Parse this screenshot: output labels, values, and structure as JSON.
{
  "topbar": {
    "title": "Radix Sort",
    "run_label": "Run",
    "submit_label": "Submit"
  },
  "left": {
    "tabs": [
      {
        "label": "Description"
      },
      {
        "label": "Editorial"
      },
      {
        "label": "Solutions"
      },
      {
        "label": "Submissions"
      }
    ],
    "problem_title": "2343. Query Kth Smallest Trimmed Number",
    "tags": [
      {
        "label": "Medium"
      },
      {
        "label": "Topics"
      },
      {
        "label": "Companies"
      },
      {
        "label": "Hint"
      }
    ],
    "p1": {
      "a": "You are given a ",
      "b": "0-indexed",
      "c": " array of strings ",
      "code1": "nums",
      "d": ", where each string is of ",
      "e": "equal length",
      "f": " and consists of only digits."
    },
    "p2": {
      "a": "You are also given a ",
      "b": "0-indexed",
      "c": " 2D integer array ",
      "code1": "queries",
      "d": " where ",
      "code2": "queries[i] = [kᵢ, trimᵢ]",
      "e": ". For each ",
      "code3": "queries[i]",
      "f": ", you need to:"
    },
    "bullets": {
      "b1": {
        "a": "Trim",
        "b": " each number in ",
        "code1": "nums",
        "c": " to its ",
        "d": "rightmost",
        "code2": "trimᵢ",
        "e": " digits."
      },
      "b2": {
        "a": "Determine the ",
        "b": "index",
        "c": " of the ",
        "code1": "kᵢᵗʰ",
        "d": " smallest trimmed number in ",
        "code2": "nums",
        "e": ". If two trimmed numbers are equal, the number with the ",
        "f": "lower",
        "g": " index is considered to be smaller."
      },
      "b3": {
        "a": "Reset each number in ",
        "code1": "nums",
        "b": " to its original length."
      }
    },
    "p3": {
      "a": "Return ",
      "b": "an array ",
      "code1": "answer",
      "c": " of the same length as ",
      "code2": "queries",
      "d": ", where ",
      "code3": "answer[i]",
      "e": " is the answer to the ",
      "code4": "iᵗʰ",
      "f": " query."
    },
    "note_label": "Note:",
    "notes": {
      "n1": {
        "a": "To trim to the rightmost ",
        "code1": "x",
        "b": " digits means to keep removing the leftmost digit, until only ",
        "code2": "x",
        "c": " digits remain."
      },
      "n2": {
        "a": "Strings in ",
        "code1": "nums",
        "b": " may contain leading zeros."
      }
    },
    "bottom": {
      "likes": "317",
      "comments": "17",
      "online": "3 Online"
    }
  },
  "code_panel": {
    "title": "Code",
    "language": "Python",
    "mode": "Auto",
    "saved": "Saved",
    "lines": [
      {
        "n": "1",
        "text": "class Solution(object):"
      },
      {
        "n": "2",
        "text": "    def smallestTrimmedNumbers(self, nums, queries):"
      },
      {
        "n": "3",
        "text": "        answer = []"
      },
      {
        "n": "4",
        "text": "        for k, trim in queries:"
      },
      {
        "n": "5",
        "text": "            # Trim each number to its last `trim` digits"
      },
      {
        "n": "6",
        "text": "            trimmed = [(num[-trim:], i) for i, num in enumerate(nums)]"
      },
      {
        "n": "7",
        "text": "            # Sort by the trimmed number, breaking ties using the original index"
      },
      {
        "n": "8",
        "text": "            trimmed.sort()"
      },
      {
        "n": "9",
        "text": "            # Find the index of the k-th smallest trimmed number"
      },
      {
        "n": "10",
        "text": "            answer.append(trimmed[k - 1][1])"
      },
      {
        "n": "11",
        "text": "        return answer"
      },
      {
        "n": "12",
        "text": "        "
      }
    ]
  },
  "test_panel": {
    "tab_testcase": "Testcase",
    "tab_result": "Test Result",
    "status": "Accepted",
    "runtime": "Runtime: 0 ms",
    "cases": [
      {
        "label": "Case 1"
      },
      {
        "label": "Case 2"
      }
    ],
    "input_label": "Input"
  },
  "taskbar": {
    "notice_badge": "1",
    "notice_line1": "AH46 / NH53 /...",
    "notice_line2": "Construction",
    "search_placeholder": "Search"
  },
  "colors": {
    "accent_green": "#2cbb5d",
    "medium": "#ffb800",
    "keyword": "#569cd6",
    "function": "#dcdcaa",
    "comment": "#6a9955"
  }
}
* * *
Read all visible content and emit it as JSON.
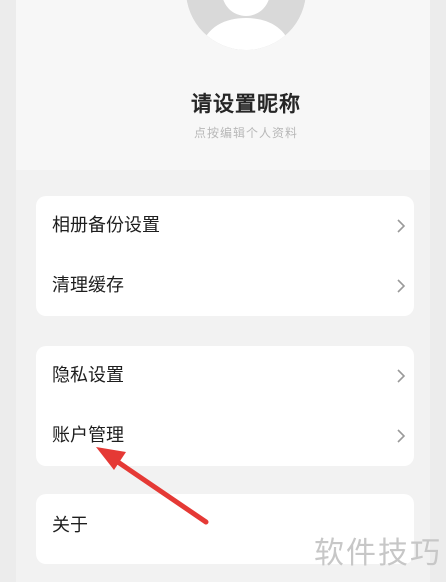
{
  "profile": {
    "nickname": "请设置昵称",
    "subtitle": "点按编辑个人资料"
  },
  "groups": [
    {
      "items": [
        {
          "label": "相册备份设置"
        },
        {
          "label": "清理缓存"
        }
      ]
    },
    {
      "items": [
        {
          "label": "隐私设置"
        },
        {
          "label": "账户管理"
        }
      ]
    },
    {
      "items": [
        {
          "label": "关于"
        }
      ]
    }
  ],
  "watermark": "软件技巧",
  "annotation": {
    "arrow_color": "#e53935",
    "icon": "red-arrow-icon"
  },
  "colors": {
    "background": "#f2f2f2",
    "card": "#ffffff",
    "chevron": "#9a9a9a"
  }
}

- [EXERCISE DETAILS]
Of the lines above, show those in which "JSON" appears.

- [ANSWER SECTION]
Parse this screenshot: output labels, values, and structure as JSON.
Read all visible content and emit it as JSON.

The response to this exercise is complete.